(Website and app data records)
*** Begin section ***
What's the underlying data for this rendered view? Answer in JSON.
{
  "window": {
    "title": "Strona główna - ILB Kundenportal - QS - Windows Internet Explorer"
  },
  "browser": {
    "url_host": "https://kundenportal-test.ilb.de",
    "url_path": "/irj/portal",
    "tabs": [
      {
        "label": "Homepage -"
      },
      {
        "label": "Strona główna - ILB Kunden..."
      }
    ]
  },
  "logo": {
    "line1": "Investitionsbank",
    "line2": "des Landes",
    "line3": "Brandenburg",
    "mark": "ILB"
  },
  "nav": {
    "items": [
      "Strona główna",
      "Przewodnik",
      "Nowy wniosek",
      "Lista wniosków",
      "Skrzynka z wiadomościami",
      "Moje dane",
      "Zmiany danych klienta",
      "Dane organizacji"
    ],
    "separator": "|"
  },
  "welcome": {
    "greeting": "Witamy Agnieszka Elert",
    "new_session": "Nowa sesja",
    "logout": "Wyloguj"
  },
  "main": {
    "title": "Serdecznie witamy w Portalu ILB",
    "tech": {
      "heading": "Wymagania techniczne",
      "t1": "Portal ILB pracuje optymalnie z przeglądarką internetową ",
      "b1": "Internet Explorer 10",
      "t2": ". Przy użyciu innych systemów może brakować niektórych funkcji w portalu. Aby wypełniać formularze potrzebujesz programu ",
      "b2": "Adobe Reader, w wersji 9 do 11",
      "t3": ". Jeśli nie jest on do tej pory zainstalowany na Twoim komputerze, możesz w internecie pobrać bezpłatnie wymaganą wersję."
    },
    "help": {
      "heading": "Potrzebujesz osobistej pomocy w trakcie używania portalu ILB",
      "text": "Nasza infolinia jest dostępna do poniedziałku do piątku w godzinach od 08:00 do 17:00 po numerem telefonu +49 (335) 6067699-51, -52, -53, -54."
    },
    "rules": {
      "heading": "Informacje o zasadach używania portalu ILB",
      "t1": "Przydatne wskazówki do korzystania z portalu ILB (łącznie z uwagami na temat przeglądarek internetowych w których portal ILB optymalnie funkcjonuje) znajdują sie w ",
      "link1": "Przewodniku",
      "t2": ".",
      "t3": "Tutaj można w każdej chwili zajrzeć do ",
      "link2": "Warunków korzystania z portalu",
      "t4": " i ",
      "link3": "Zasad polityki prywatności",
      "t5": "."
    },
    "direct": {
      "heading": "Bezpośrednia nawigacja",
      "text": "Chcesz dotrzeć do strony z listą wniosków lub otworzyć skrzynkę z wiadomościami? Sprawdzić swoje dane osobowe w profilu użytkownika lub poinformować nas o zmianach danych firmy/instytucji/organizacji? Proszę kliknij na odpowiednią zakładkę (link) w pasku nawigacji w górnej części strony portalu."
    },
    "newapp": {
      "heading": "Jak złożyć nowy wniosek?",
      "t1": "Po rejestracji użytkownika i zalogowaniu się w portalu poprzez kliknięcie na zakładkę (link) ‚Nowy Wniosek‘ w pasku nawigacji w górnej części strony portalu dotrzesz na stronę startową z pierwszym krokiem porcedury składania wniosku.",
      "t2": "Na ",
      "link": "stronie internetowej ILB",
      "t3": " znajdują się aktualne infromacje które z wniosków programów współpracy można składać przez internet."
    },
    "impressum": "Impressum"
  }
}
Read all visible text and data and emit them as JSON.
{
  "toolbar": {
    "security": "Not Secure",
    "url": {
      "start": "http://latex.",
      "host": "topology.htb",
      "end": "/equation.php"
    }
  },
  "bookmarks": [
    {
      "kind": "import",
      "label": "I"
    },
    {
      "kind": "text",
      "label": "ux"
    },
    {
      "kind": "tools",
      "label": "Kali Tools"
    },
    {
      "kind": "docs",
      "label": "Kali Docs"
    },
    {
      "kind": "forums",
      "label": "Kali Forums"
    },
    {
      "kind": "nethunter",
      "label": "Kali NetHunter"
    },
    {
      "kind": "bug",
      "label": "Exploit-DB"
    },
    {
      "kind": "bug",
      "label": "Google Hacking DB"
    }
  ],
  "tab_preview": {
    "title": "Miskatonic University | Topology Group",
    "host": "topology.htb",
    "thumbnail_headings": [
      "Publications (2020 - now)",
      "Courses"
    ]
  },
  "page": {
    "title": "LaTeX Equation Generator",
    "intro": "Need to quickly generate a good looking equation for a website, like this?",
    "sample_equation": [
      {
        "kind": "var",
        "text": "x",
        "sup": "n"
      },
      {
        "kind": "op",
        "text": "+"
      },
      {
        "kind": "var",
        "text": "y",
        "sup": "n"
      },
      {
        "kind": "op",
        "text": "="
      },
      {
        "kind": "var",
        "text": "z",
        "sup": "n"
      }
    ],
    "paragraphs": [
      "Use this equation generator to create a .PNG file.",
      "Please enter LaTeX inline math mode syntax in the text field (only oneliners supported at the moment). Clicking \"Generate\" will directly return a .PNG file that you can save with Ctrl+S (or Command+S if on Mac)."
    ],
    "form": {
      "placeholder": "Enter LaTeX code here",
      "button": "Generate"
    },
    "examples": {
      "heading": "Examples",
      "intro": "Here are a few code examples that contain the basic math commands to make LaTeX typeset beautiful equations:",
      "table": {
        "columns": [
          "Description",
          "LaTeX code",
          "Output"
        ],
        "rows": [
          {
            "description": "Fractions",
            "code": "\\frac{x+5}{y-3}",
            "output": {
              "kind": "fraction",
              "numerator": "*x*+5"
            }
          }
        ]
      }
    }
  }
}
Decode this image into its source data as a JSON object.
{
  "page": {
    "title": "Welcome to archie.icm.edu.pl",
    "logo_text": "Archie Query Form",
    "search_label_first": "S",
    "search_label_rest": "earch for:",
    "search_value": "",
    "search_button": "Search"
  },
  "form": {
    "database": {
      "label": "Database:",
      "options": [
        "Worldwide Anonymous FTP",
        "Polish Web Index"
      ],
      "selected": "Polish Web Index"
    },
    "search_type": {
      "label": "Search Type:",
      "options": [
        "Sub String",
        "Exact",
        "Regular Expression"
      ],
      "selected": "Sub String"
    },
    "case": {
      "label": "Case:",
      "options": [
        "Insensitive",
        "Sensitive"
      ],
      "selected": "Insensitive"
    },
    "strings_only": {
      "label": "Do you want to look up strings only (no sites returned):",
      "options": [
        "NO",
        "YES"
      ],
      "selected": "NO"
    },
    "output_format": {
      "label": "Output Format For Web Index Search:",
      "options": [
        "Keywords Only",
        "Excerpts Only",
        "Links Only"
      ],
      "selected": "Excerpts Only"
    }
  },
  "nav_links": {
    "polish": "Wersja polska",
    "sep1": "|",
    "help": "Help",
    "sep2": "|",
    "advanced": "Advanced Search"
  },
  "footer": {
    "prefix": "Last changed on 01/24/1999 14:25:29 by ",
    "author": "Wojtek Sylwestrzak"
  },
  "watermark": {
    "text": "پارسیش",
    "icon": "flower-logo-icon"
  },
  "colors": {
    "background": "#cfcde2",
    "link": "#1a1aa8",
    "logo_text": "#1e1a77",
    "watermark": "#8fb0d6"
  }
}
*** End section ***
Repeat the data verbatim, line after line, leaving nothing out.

What's the underlying data for this rendered view? Answer in JSON.
{
  "window": {
    "title": "Strona główna - ILB Kundenportal - QS - Windows Internet Explorer"
  },
  "browser": {
    "url_host": "https://kundenportal-test.ilb.de",
    "url_path": "/irj/portal",
    "tabs": [
      {
        "label": "Homepage -"
      },
      {
        "label": "Strona główna - ILB Kunden..."
      }
    ]
  },
  "logo": {
    "line1": "Investitionsbank",
    "line2": "des Landes",
    "line3": "Brandenburg",
    "mark": "ILB"
  },
  "nav": {
    "items": [
      "Strona główna",
      "Przewodnik",
      "Nowy wniosek",
      "Lista wniosków",
      "Skrzynka z wiadomościami",
      "Moje dane",
      "Zmiany danych klienta",
      "Dane organizacji"
    ],
    "separator": "|"
  },
  "welcome": {
    "greeting": "Witamy Agnieszka Elert",
    "new_session": "Nowa sesja",
    "logout": "Wyloguj"
  },
  "main": {
    "title": "Serdecznie witamy w Portalu ILB",
    "tech": {
      "heading": "Wymagania techniczne",
      "t1": "Portal ILB pracuje optymalnie z przeglądarką internetową ",
      "b1": "Internet Explorer 10",
      "t2": ". Przy użyciu innych systemów może brakować niektórych funkcji w portalu. Aby wypełniać formularze potrzebujesz programu ",
      "b2": "Adobe Reader, w wersji 9 do 11",
      "t3": ". Jeśli nie jest on do tej pory zainstalowany na Twoim komputerze, możesz w internecie pobrać bezpłatnie wymaganą wersję."
    },
    "help": {
      "heading": "Potrzebujesz osobistej pomocy w trakcie używania portalu ILB",
      "text": "Nasza infolinia jest dostępna do poniedziałku do piątku w godzinach od 08:00 do 17:00 po numerem telefonu +49 (335) 6067699-51, -52, -53, -54."
    },
    "rules": {
      "heading": "Informacje o zasadach używania portalu ILB",
      "t1": "Przydatne wskazówki do korzystania z portalu ILB (łącznie z uwagami na temat przeglądarek internetowych w których portal ILB optymalnie funkcjonuje) znajdują sie w ",
      "link1": "Przewodniku",
      "t2": ".",
      "t3": "Tutaj można w każdej chwili zajrzeć do ",
      "link2": "Warunków korzystania z portalu",
      "t4": " i ",
      "link3": "Zasad polityki prywatności",
      "t5": "."
    },
    "direct": {
      "heading": "Bezpośrednia nawigacja",
      "text": "Chcesz dotrzeć do strony z listą wniosków lub otworzyć skrzynkę z wiadomościami? Sprawdzić swoje dane osobowe w profilu użytkownika lub poinformować nas o zmianach danych firmy/instytucji/organizacji? Proszę kliknij na odpowiednią zakładkę (link) w pasku nawigacji w górnej części strony portalu."
    },
    "newapp": {
      "heading": "Jak złożyć nowy wniosek?",
      "t1": "Po rejestracji użytkownika i zalogowaniu się w portalu poprzez kliknięcie na zakładkę (link) ‚Nowy Wniosek‘ w pasku nawigacji w górnej części strony portalu dotrzesz na stronę startową z pierwszym krokiem porcedury składania wniosku.",
      "t2": "Na ",
      "link": "stronie internetowej ILB",
      "t3": " znajdują się aktualne infromacje które z wniosków programów współpracy można składać przez internet."
    },
    "impressum": "Impressum"
  }
}
Read all visible text and data and emit them as JSON.
{
  "toolbar": {
    "security": "Not Secure",
    "url": {
      "start": "http://latex.",
      "host": "topology.htb",
      "end": "/equation.php"
    }
  },
  "bookmarks": [
    {
      "kind": "import",
      "label": "I"
    },
    {
      "kind": "text",
      "label": "ux"
    },
    {
      "kind": "tools",
      "label": "Kali Tools"
    },
    {
      "kind": "docs",
      "label": "Kali Docs"
    },
    {
      "kind": "forums",
      "label": "Kali Forums"
    },
    {
      "kind": "nethunter",
      "label": "Kali NetHunter"
    },
    {
      "kind": "bug",
      "label": "Exploit-DB"
    },
    {
      "kind": "bug",
      "label": "Google Hacking DB"
    }
  ],
  "tab_preview": {
    "title": "Miskatonic University | Topology Group",
    "host": "topology.htb",
    "thumbnail_headings": [
      "Publications (2020 - now)",
      "Courses"
    ]
  },
  "page": {
    "title": "LaTeX Equation Generator",
    "intro": "Need to quickly generate a good looking equation for a website, like this?",
    "sample_equation": [
      {
        "kind": "var",
        "text": "x",
        "sup": "n"
      },
      {
        "kind": "op",
        "text": "+"
      },
      {
        "kind": "var",
        "text": "y",
        "sup": "n"
      },
      {
        "kind": "op",
        "text": "="
      },
      {
        "kind": "var",
        "text": "z",
        "sup": "n"
      }
    ],
    "paragraphs": [
      "Use this equation generator to create a .PNG file.",
      "Please enter LaTeX inline math mode syntax in the text field (only oneliners supported at the moment). Clicking \"Generate\" will directly return a .PNG file that you can save with Ctrl+S (or Command+S if on Mac)."
    ],
    "form": {
      "placeholder": "Enter LaTeX code here",
      "button": "Generate"
    },
    "examples": {
      "heading": "Examples",
      "intro": "Here are a few code examples that contain the basic math commands to make LaTeX typeset beautiful equations:",
      "table": {
        "columns": [
          "Description",
          "LaTeX code",
          "Output"
        ],
        "rows": [
          {
            "description": "Fractions",
            "code": "\\frac{x+5}{y-3}",
            "output": {
              "kind": "fraction",
              "numerator": "*x*+5"
            }
          }
        ]
      }
    }
  }
}
Decode this image into its source data as a JSON object.
{
  "page": {
    "title": "Welcome to archie.icm.edu.pl",
    "logo_text": "Archie Query Form",
    "search_label_first": "S",
    "search_label_rest": "earch for:",
    "search_value": "",
    "search_button": "Search"
  },
  "form": {
    "database": {
      "label": "Database:",
      "options": [
        "Worldwide Anonymous FTP",
        "Polish Web Index"
      ],
      "selected": "Polish Web Index"
    },
    "search_type": {
      "label": "Search Type:",
      "options": [
        "Sub String",
        "Exact",
        "Regular Expression"
      ],
      "selected": "Sub String"
    },
    "case": {
      "label": "Case:",
      "options": [
        "Insensitive",
        "Sensitive"
      ],
      "selected": "Insensitive"
    },
    "strings_only": {
      "label": "Do you want to look up strings only (no sites returned):",
      "options": [
        "NO",
        "YES"
      ],
      "selected": "NO"
    },
    "output_format": {
      "label": "Output Format For Web Index Search:",
      "options": [
        "Keywords Only",
        "Excerpts Only",
        "Links Only"
      ],
      "selected": "Excerpts Only"
    }
  },
  "nav_links": {
    "polish": "Wersja polska",
    "sep1": "|",
    "help": "Help",
    "sep2": "|",
    "advanced": "Advanced Search"
  },
  "footer": {
    "prefix": "Last changed on 01/24/1999 14:25:29 by ",
    "author": "Wojtek Sylwestrzak"
  },
  "watermark": {
    "text": "پارسیش",
    "icon": "flower-logo-icon"
  },
  "colors": {
    "background": "#cfcde2",
    "link": "#1a1aa8",
    "logo_text": "#1e1a77",
    "watermark": "#8fb0d6"
  }
}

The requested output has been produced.